Identifying Error Inducing Contexts in Aviation 1999-01-5540
Despite efforts to design systems and procedures to support “correct” and safe operations in aviation, accidents still occur and errors in human judgment are found to be contributing factors. In this paper we examine how the wider aviation system may play a role in decision processes.
Our strategy was to examine a collection of identified decision errors (National Transportation Safety Board [NTSB], 1994) through the lens of an aviation decision process model and to search for common patterns. The second and more difficult task was to determine what might account for those patterns. The decision process model suggests that decisions with undesirable outcomes can arise in two major ways: either through misassessment of the situation - a problem with situation awareness, or through judgment of the best course of action.

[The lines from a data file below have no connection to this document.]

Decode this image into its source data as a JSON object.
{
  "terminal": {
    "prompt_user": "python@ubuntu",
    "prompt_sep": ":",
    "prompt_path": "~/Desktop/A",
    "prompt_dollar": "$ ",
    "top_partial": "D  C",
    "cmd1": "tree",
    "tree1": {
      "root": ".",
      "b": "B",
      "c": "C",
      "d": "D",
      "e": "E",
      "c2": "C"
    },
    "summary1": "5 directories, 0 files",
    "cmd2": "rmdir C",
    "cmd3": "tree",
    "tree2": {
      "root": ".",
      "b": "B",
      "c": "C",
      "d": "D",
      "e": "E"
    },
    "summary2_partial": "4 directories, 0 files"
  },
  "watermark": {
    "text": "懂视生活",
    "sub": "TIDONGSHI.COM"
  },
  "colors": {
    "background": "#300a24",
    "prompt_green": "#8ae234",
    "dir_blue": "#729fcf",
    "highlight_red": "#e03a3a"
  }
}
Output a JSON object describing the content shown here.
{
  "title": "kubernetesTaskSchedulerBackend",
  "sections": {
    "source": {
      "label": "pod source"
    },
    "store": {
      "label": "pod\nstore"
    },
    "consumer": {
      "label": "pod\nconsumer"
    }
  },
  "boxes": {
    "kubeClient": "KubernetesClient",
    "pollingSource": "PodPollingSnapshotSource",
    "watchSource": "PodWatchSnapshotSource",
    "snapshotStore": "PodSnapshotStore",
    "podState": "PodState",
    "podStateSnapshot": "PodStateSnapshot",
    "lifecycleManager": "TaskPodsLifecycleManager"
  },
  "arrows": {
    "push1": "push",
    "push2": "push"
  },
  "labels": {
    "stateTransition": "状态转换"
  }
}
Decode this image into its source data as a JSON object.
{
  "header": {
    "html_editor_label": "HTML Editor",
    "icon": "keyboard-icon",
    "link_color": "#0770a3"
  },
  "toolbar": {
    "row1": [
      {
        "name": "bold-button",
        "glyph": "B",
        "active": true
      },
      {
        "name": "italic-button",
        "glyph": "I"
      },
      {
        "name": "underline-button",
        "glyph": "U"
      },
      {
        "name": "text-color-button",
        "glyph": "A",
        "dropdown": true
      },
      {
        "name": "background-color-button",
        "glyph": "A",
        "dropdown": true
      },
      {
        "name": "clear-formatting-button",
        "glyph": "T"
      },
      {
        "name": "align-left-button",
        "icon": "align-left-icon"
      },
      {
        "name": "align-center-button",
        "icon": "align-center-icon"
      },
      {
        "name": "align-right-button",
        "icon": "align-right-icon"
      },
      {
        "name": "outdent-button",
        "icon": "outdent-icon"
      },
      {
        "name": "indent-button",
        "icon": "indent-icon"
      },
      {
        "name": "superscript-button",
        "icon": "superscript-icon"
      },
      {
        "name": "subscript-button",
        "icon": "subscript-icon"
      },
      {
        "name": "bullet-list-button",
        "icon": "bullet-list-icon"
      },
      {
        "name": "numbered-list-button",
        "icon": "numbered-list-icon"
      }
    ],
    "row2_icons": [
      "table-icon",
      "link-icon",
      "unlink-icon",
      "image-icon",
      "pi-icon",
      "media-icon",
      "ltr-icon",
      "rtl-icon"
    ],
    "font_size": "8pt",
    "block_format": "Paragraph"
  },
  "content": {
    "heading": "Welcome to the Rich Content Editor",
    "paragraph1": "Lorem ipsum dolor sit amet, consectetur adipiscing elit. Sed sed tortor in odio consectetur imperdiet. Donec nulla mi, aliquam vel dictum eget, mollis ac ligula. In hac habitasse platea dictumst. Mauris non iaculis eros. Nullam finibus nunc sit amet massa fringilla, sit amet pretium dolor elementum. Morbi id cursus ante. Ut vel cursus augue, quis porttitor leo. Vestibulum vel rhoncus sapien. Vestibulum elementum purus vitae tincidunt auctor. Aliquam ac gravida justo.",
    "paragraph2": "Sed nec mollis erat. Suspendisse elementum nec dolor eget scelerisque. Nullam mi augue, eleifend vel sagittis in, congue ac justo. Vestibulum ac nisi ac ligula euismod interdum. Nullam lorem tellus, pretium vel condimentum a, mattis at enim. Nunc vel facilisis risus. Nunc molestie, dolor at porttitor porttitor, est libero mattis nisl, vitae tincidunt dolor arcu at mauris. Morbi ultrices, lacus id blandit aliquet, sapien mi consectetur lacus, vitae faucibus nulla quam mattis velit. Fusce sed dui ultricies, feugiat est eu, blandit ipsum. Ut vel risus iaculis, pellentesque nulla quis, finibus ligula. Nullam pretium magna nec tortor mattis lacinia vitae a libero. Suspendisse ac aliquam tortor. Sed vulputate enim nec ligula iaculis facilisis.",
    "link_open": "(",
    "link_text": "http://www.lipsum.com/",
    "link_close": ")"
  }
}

Providing aids that support crew decision making therefore depends on understanding the context - how specific error-inducing features of the situation could interact with cognitive strategies and limitations, and identifying the tools which could highlight, control or mitigate the effects of these features.